“As you can see, Suwaiba is overcoming her challenges. Because of her condition, I of course give her more attention. She likes competing with other children and if you attempt to stop her, she becomes upset. For example, when her mother calls for someone to bring my food, Suwaiba would be the first person to answer and she would use her feet to bring the food to me, wherever I am.”
He explained his readiness to support Suwaiba achieve her ambition in life, despite being a low income-earner. Abdulwahab identified his daughter’s courage and determination as his motivation. “I see the potentials of a great lady in Suwaiba. Throughout her primary school, her position during examinations was usually between first and fifth. She writes with her feet, but her writing is better than some of the pupils who write with hands. I thank Allah for this gift,” he stated, adding that she performs ablution, as well as domestic chores, all with her feet.

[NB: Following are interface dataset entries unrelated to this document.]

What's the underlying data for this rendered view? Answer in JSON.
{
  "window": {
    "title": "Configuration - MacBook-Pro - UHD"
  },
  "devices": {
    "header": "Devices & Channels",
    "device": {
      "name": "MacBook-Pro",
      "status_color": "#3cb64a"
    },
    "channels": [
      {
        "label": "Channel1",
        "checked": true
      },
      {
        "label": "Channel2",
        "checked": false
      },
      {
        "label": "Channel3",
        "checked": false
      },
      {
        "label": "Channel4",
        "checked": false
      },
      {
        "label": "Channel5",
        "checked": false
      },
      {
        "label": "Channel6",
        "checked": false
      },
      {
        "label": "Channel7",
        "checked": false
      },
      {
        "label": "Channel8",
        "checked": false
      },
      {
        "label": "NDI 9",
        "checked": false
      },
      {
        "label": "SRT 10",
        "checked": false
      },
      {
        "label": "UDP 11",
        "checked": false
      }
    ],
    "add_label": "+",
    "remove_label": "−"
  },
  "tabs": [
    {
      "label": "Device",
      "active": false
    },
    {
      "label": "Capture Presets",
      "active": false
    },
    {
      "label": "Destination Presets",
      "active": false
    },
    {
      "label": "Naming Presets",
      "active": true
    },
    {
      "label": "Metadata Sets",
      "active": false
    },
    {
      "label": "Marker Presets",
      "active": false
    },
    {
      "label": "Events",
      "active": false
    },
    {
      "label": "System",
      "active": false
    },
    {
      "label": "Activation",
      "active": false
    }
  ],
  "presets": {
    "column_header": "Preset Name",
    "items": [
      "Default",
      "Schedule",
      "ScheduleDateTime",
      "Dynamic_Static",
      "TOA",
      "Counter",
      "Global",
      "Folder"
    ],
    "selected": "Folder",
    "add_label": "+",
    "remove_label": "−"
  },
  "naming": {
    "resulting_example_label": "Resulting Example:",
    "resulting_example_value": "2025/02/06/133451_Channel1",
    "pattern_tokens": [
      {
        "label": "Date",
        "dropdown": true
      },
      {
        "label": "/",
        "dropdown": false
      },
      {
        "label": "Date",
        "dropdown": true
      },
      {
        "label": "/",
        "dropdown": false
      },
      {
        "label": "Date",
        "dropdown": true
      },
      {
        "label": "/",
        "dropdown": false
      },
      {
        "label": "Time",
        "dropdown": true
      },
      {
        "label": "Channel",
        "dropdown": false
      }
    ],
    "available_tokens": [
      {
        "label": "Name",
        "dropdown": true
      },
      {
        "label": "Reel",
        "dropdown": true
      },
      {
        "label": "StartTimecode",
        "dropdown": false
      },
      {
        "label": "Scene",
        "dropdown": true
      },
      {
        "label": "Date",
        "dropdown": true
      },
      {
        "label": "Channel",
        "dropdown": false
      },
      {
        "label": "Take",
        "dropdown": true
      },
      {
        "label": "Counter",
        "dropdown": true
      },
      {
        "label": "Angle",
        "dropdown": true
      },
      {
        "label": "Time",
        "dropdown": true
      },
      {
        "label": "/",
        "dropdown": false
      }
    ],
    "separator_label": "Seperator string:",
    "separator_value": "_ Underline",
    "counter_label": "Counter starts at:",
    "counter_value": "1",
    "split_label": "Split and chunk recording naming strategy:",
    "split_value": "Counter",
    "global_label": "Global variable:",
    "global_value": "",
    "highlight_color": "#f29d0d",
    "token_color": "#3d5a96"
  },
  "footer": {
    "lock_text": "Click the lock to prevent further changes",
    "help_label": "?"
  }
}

Suwaiba completed primary education last year. She would have been in Junior Secondary School (JSS I) by now but for her inability to secure admission at the school close to her family home, and she hopes to continue her education next year. When Daily Trust visited Suwaiba’s home, she was busy with her bowl, frying tiger nuts, a local sweet snack called ‘Aya’ in Hausa. She said that since she had to wait for a whole year before she continues with her education, she decided to engage in petty trades to help out at home.
“Because of my condition, I need to enroll in a secondary school that is close to my home. The principal of the school said he cannot admit me because his classes were overcrowded. This made me to wait till next year. Instead of staying idle, I decided to start frying and selling Aya. You know how life is now. I have to help myself, and my parents,” Suwaiba said.
On her ambition, she said: “I want to be a paediatrician. I want to be a doctor, assisting children with difficult conditions like mine. I want to replicate the assistance offered to me to others. Without the sympathy of others, particularly my parents, I wouldn’t have been here telling you my story. As you can see, I am trying to overcome my challenges by working hard. Of course, I face challenges of discrimination and even situations where some people tend to look down on me. I don’t allow that to disturb me, because I know that I was not the one who created myself. Allah who created me without arms knows my condition and is providing a way out for me.”
As she waits for the next school session to continue with her education, the prayer of Suwaiba’s parents and other well-wishers is for the Almighty to give her the wisdom to realise her ambition of becoming a doctor. However, the lingering questions are whether the medical profession – or patients – would react to or accommodate a practitioner without arms. “When we get to that bridge,” Suwaiba said, “We’ll cross it.” For now, she’s simply a bright, bubbly, happy teenager full of life, nursing a laudable ambition.